Records to process ->
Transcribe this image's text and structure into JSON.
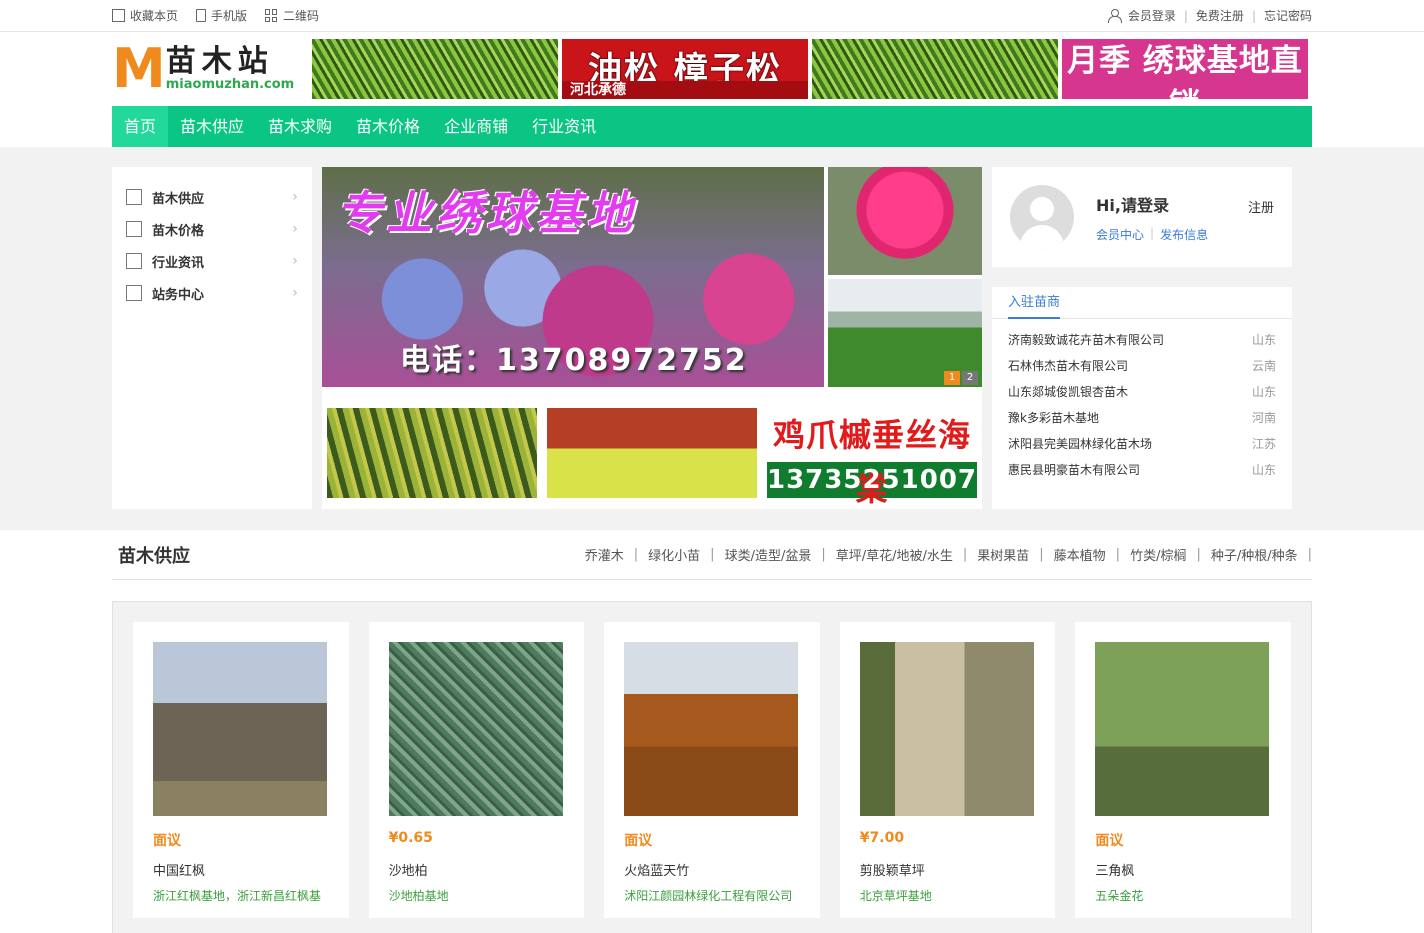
{
  "topbar": {
    "left": [
      {
        "label": "收藏本页",
        "icon": "bookmark-icon"
      },
      {
        "label": "手机版",
        "icon": "phone-icon"
      },
      {
        "label": "二维码",
        "icon": "qrcode-icon"
      }
    ],
    "right": {
      "login": "会员登录",
      "register": "免费注册",
      "forgot": "忘记密码",
      "sep": "|"
    }
  },
  "logo": {
    "m": "M",
    "cn": "苗木站",
    "en": "miaomuzhan.com"
  },
  "banners": {
    "red_big": "油松 樟子松",
    "red_small": "河北承德",
    "pink": "月季 绣球基地直销"
  },
  "nav": [
    "首页",
    "苗木供应",
    "苗木求购",
    "苗木价格",
    "企业商铺",
    "行业资讯"
  ],
  "sidebar": [
    {
      "label": "苗木供应"
    },
    {
      "label": "苗木价格"
    },
    {
      "label": "行业资讯"
    },
    {
      "label": "站务中心"
    }
  ],
  "carousel": {
    "headline": "专业绣球基地",
    "phone": "电话：13708972752",
    "dots": [
      "1",
      "2"
    ]
  },
  "thumb_ad": {
    "line1": "鸡爪槭垂丝海棠",
    "line2": "13735251007"
  },
  "login": {
    "hi": "Hi,请登录",
    "register": "注册",
    "member": "会员中心",
    "publish": "发布信息",
    "sep": "|"
  },
  "firms": {
    "tab": "入驻苗商",
    "list": [
      {
        "name": "济南毅致诚花卉苗木有限公司",
        "prov": "山东"
      },
      {
        "name": "石林伟杰苗木有限公司",
        "prov": "云南"
      },
      {
        "name": "山东郯城俊凯银杏苗木",
        "prov": "山东"
      },
      {
        "name": "豫k多彩苗木基地",
        "prov": "河南"
      },
      {
        "name": "沭阳县完美园林绿化苗木场",
        "prov": "江苏"
      },
      {
        "name": "惠民县明豪苗木有限公司",
        "prov": "山东"
      }
    ]
  },
  "supply": {
    "title": "苗木供应",
    "cats": [
      "乔灌木",
      "绿化小苗",
      "球类/造型/盆景",
      "草坪/草花/地被/水生",
      "果树果苗",
      "藤本植物",
      "竹类/棕榈",
      "种子/种根/种条"
    ],
    "products": [
      {
        "price": "面议",
        "name": "中国红枫",
        "company": "浙江红枫基地，浙江新昌红枫基"
      },
      {
        "price": "¥0.65",
        "name": "沙地柏",
        "company": "沙地柏基地"
      },
      {
        "price": "面议",
        "name": "火焰蓝天竹",
        "company": "沭阳江颜园林绿化工程有限公司"
      },
      {
        "price": "¥7.00",
        "name": "剪股颖草坪",
        "company": "北京草坪基地"
      },
      {
        "price": "面议",
        "name": "三角枫",
        "company": "五朵金花"
      }
    ]
  },
  "colors": {
    "nav": "#0bc584",
    "accent": "#f08a1c",
    "link": "#3a7bd5",
    "company": "#3a9f3a"
  }
}
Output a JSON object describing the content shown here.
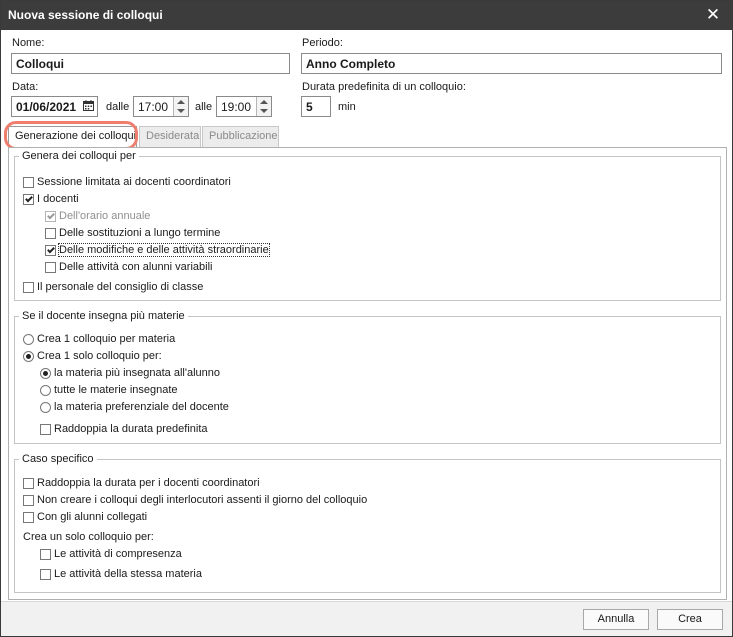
{
  "window": {
    "title": "Nuova sessione di colloqui",
    "close_icon": "close-icon"
  },
  "form": {
    "nome_label": "Nome:",
    "nome_value": "Colloqui",
    "periodo_label": "Periodo:",
    "periodo_value": "Anno Completo",
    "data_label": "Data:",
    "data_value": "01/06/2021",
    "dalle_label": "dalle",
    "dalle_value": "17:00",
    "alle_label": "alle",
    "alle_value": "19:00",
    "durata_label": "Durata predefinita di un colloquio:",
    "durata_value": "5",
    "durata_unit": "min"
  },
  "tabs": [
    {
      "label": "Generazione dei colloqui",
      "active": true
    },
    {
      "label": "Desiderata",
      "active": false
    },
    {
      "label": "Pubblicazione",
      "active": false
    }
  ],
  "group1": {
    "legend": "Genera dei colloqui per",
    "items": [
      {
        "label": "Sessione limitata ai docenti coordinatori",
        "checked": false,
        "disabled": false
      },
      {
        "label": "I docenti",
        "checked": true,
        "disabled": false
      },
      {
        "label": "Dell'orario annuale",
        "checked": true,
        "disabled": true
      },
      {
        "label": "Delle sostituzioni a lungo termine",
        "checked": false,
        "disabled": false
      },
      {
        "label": "Delle modifiche e delle attività straordinarie",
        "checked": true,
        "disabled": false
      },
      {
        "label": "Delle attività con alunni variabili",
        "checked": false,
        "disabled": false
      },
      {
        "label": "Il personale del consiglio di classe",
        "checked": false,
        "disabled": false
      }
    ]
  },
  "group2": {
    "legend": "Se il docente insegna più materie",
    "radio_main": [
      {
        "label": "Crea 1 colloquio per materia",
        "selected": false
      },
      {
        "label": "Crea 1 solo colloquio per:",
        "selected": true
      }
    ],
    "radio_sub": [
      {
        "label": "la materia più insegnata all'alunno",
        "selected": true
      },
      {
        "label": "tutte le materie insegnate",
        "selected": false
      },
      {
        "label": "la materia preferenziale del docente",
        "selected": false
      }
    ],
    "double_label": "Raddoppia la durata predefinita",
    "double_checked": false
  },
  "group3": {
    "legend": "Caso specifico",
    "items": [
      {
        "label": "Raddoppia la durata per i docenti coordinatori",
        "checked": false
      },
      {
        "label": "Non creare i colloqui degli interlocutori assenti il giorno del colloquio",
        "checked": false
      },
      {
        "label": "Con gli alunni collegati",
        "checked": false
      }
    ],
    "sub_heading": "Crea un solo colloquio per:",
    "sub_items": [
      {
        "label": "Le attività di compresenza",
        "checked": false
      },
      {
        "label": "Le attività della stessa materia",
        "checked": false
      }
    ]
  },
  "buttons": {
    "cancel": "Annulla",
    "create": "Crea"
  },
  "colors": {
    "titlebar": "#3c3c3c",
    "tab_highlight": "#f07e6e"
  }
}
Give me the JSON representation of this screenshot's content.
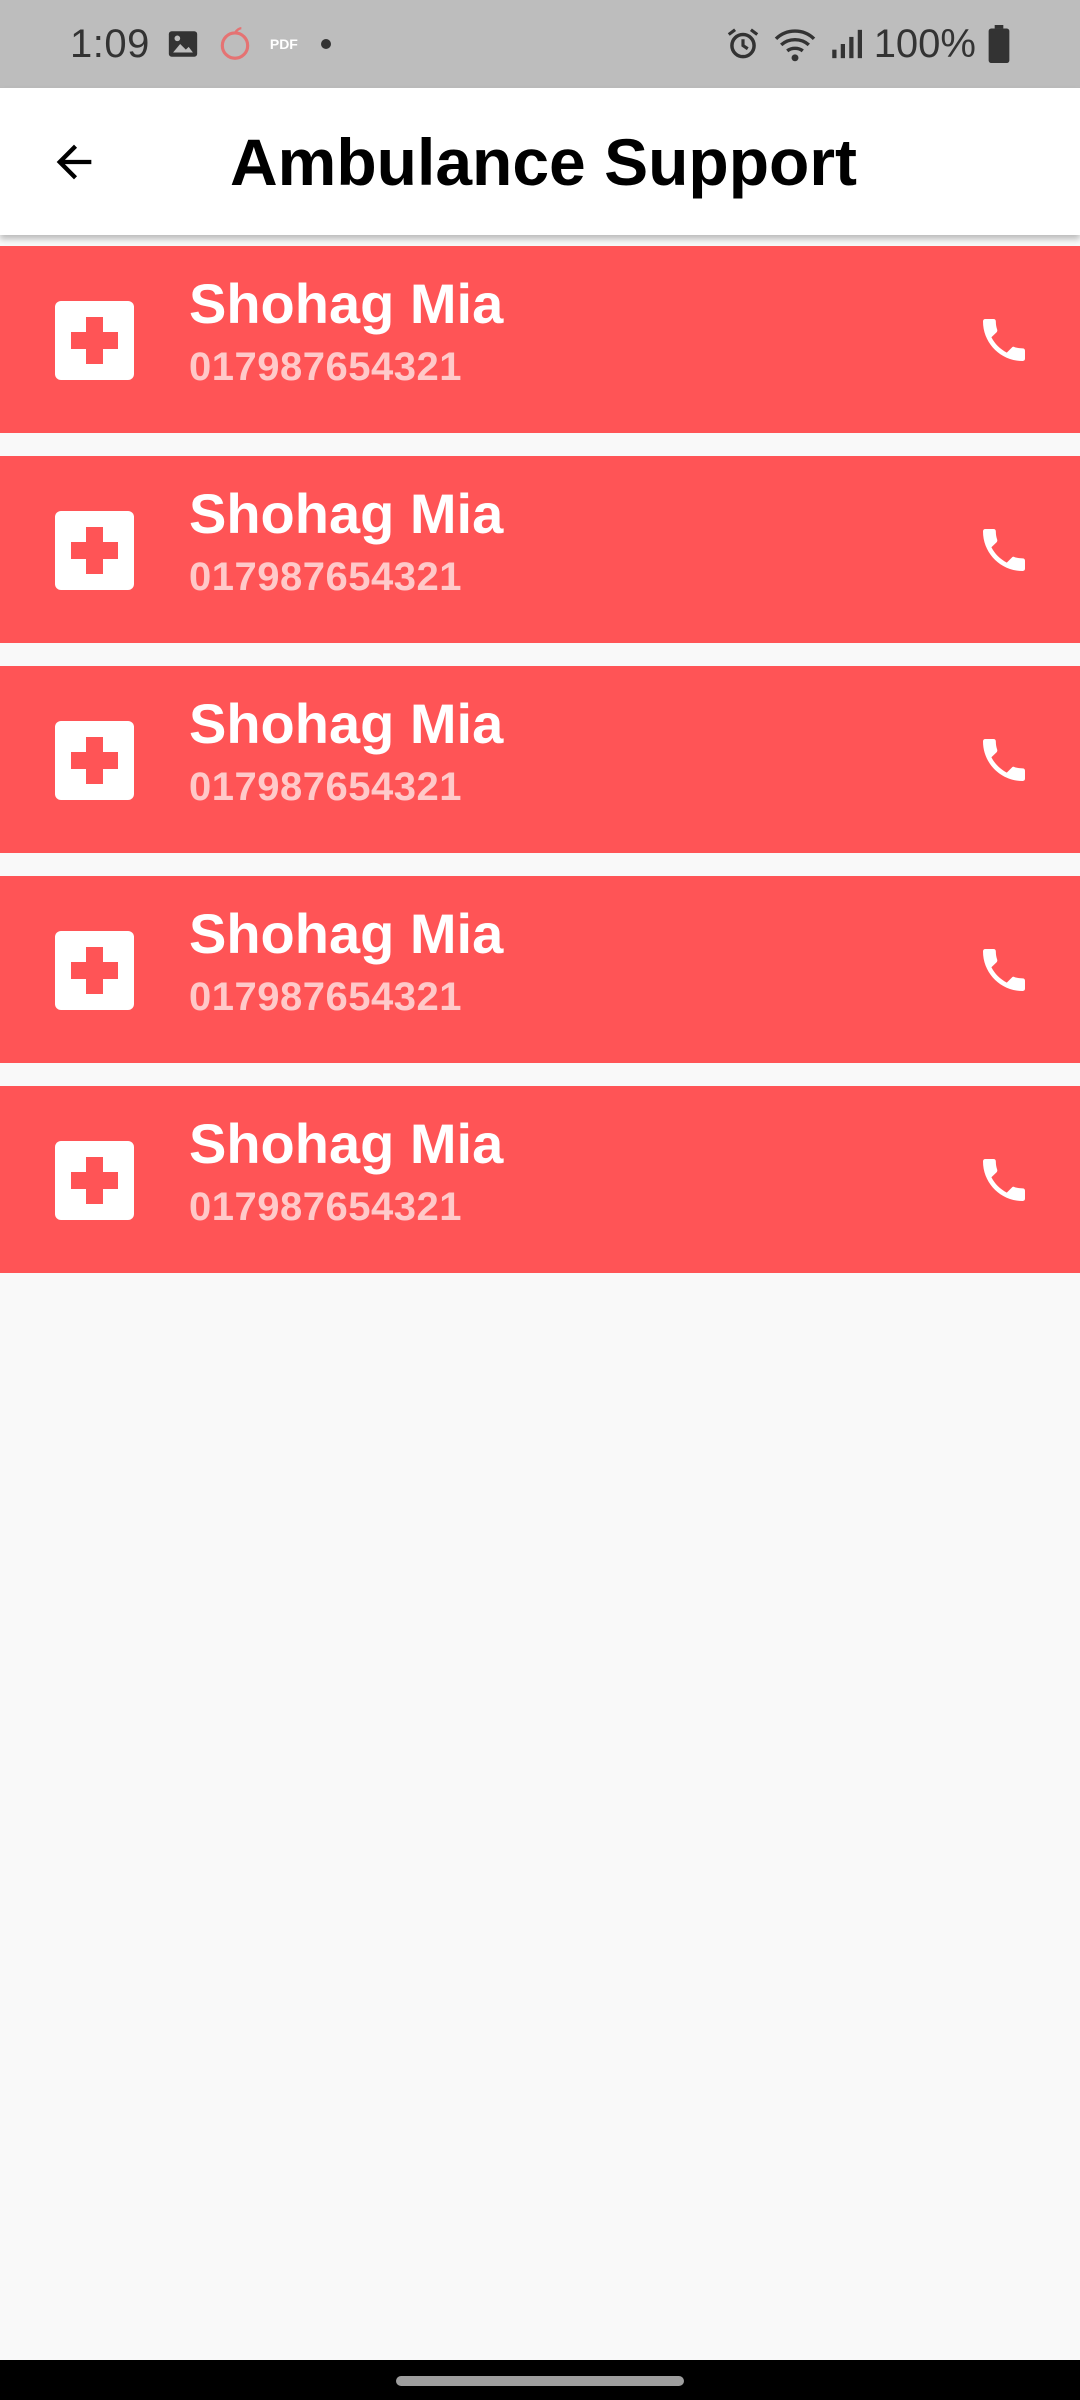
{
  "status_bar": {
    "time": "1:09",
    "pdf_label": "PDF",
    "battery": "100%",
    "icons": [
      "image-icon",
      "app-icon",
      "pdf-icon",
      "dot-icon",
      "alarm-icon",
      "wifi-icon",
      "signal-icon",
      "battery-icon"
    ]
  },
  "app_bar": {
    "back_icon": "arrow-left-icon",
    "title": "Ambulance Support"
  },
  "contacts": [
    {
      "name": "Shohag Mia",
      "phone": "017987654321"
    },
    {
      "name": "Shohag Mia",
      "phone": "017987654321"
    },
    {
      "name": "Shohag Mia",
      "phone": "017987654321"
    },
    {
      "name": "Shohag Mia",
      "phone": "017987654321"
    },
    {
      "name": "Shohag Mia",
      "phone": "017987654321"
    }
  ],
  "colors": {
    "card_background": "#ff5456",
    "card_phone_text": "#ffc9c9",
    "page_background": "#f9f9f9",
    "status_bar_background": "#bdbdbd"
  }
}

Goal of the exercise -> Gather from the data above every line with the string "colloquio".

Reply ->
    "durata_label": "Durata predefinita di un colloquio:",
        "label": "Crea 1 colloquio per materia",
        "label": "Crea 1 solo colloquio per:",
        "label": "Non creare i colloqui degli interlocutori assenti il giorno del colloquio",
    "sub_heading": "Crea un solo colloquio per:",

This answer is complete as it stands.